- Render all the content open to prospective buyers immediately by storing it in an extra secure archive, like a virtual datacenter.
- Make sure that record is well structured so that investors can transfer their data easily without that much effort.
Markus Mikola, CEO of ContractZen, a business whose apps promote company governance and protected file sharing, says: “The current market environment is robust and emphasizes the importance of keeping everything in order to make bold steps soon.” Under those situations, the group management must be able to cope with emerging prospects and changes in market trends in the face of increased competition of globalized economies, the growing pace of industry, rising legislation and the threat of digitalization.”
It’s cool to be a camel
If the world of business used to only be about unicorns, camels take the lead today. Unicorns easily shine, but camels will be there for a long time. Turning your firm into a “camel” corporation means giving preference to durability, dedication, caution and customer focus. This strategy makes your business more secure, less externally reliant and more appealing to investors.

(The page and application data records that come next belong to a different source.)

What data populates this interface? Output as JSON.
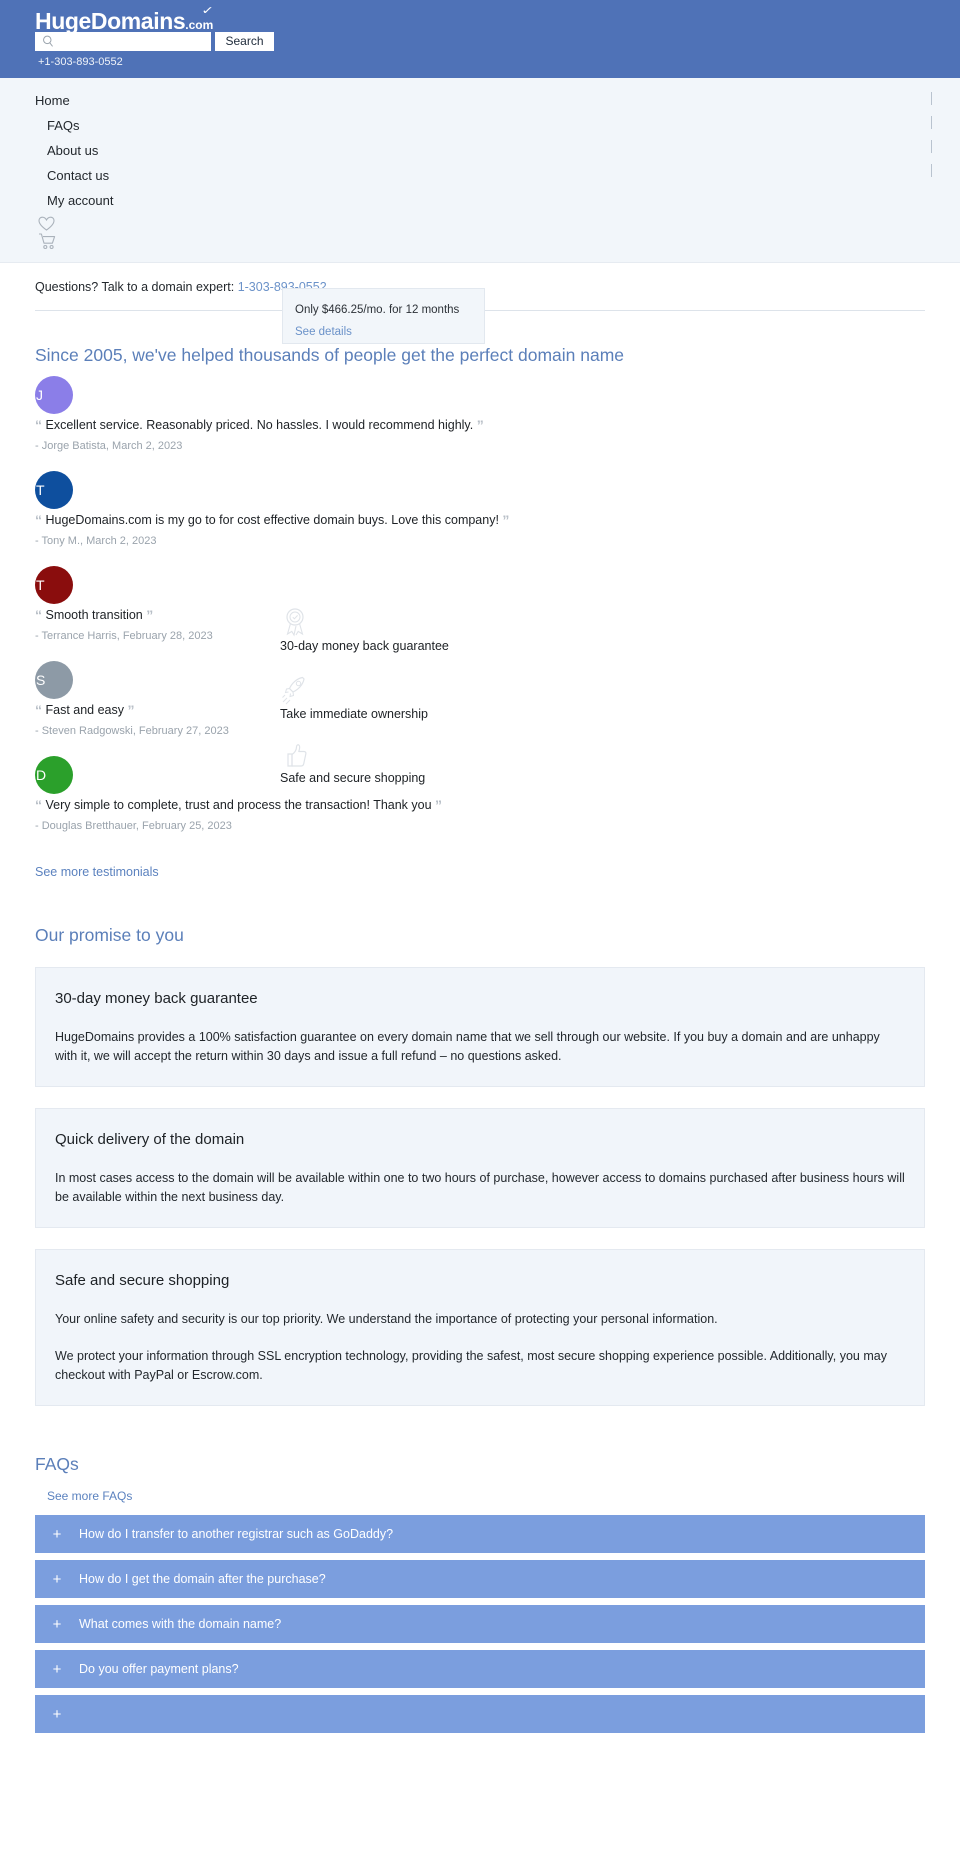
{
  "header": {
    "logo_main": "HugeDomains",
    "logo_suffix": ".com",
    "search_placeholder": "",
    "search_value": "",
    "search_button": "Search",
    "phone": "+1-303-893-0552",
    "brand_color": "#4f72b7"
  },
  "nav": {
    "items": [
      {
        "label": "Home",
        "sub": false
      },
      {
        "label": "FAQs",
        "sub": true
      },
      {
        "label": "About us",
        "sub": true
      },
      {
        "label": "Contact us",
        "sub": true
      },
      {
        "label": "My account",
        "sub": true
      }
    ],
    "icons": [
      {
        "name": "heart-icon"
      },
      {
        "name": "cart-icon"
      }
    ]
  },
  "expert": {
    "prefix": "Questions? Talk to a domain expert:",
    "phone": "1-303-893-0552"
  },
  "price_box": {
    "text": "Only $466.25/mo. for 12 months",
    "link": "See details"
  },
  "testimonials_section": {
    "title": "Since 2005, we've helped thousands of people get the perfect domain name",
    "see_more": "See more testimonials",
    "items": [
      {
        "initial": "J",
        "color": "#8b7ee8",
        "quote": "Excellent service. Reasonably priced. No hassles. I would recommend highly.",
        "author": "- Jorge Batista, March 2, 2023"
      },
      {
        "initial": "T",
        "color": "#0e4f9e",
        "quote": "HugeDomains.com is my go to for cost effective domain buys. Love this company!",
        "author": "- Tony M., March 2, 2023"
      },
      {
        "initial": "T",
        "color": "#8a0d0d",
        "quote": "Smooth transition",
        "author": "- Terrance Harris, February 28, 2023"
      },
      {
        "initial": "S",
        "color": "#8d9aa6",
        "quote": "Fast and easy",
        "author": "- Steven Radgowski, February 27, 2023"
      },
      {
        "initial": "D",
        "color": "#2ba02b",
        "quote": "Very simple to complete, trust and process the transaction! Thank you",
        "author": "- Douglas Bretthauer, February 25, 2023"
      }
    ],
    "quote_open": "“",
    "quote_close": "”"
  },
  "features": [
    {
      "icon": "badge-ribbon-icon",
      "label": "30-day money back guarantee"
    },
    {
      "icon": "rocket-icon",
      "label": "Take immediate ownership"
    },
    {
      "icon": "thumbs-up-icon",
      "label": "Safe and secure shopping"
    }
  ],
  "promise": {
    "title": "Our promise to you",
    "cards": [
      {
        "heading": "30-day money back guarantee",
        "paragraphs": [
          "HugeDomains provides a 100% satisfaction guarantee on every domain name that we sell through our website. If you buy a domain and are unhappy with it, we will accept the return within 30 days and issue a full refund – no questions asked."
        ]
      },
      {
        "heading": "Quick delivery of the domain",
        "paragraphs": [
          "In most cases access to the domain will be available within one to two hours of purchase, however access to domains purchased after business hours will be available within the next business day."
        ]
      },
      {
        "heading": "Safe and secure shopping",
        "paragraphs": [
          "Your online safety and security is our top priority. We understand the importance of protecting your personal information.",
          "We protect your information through SSL encryption technology, providing the safest, most secure shopping experience possible. Additionally, you may checkout with PayPal or Escrow.com."
        ]
      }
    ]
  },
  "faq": {
    "title": "FAQs",
    "see_more": "See more FAQs",
    "plus_icon": "+",
    "items": [
      {
        "question": "How do I transfer to another registrar such as GoDaddy?"
      },
      {
        "question": "How do I get the domain after the purchase?"
      },
      {
        "question": "What comes with the domain name?"
      },
      {
        "question": "Do you offer payment plans?"
      },
      {
        "question": ""
      }
    ]
  }
}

Remember that 50% of Slush’s investors conclude that the standardization of deal sizes takes 12 months or longer. For start-ups and other small medium businesses on short runways, a year delay in accessing additional financing may be disastrous, provided that 41 percent of start-ups are already located in the “red zone” with work capital for less than three months, as calculated by Startup Genome.
Kareem Aly, head of the cross-stage VC fund at Thomvest Ventures, urges all investors to seek “businesses with scrappy teams that are able to keep their burn-rate down while concentrating on product and UI / UX,” a strong pledge of trust for camel firms.
Hold the partnership emphasis on
Excellent corporate executives concentrate on partnerships in all directions — with clients, staff and partners — and now this is more essential than ever before. A core part of the “camel” strategy is customer focus. If you can illustrate that all your services and products are personalized, it can improve your ability to show funders more value.
Remote pitches make it difficult for investors to develop a partnership with potential entrepreneurs, because many VCs tend to invest in familiar businesses. Slush found that the first-time entrepreneurs are suffering much more than repeat entrepreneurs to raise funds. David Rogier, CEO and Masterclass cofounder, who successfully raised his E round in COVID-19, highlights the need to improve ties and connections to score funding.
This is not exactly the time for corporate owners to attempt to slash jobs. Your workforce are your strength, so make sure to recruit and attract the best talent. Clearly set up a hiring freeze to minimize expenses and only do lay-offs if you are in a serious danger of going off the track.
Funding for all those who know where to find is still around
There is no doubt that the outlook for small medium businesses is worrying. Many VC funds are decreasing their investing operations to concentrate on portfolio firms, but there remain funds and investors who work with the ability to secure critical investing as long as entrepreneurs take note of how the game has shifted.
Small Medium Business owners and executives who are capable of acting like a camel, not a unicorn, are on a path to growth, respect their relationship with clients, employees and consumers and put due diligence at the top.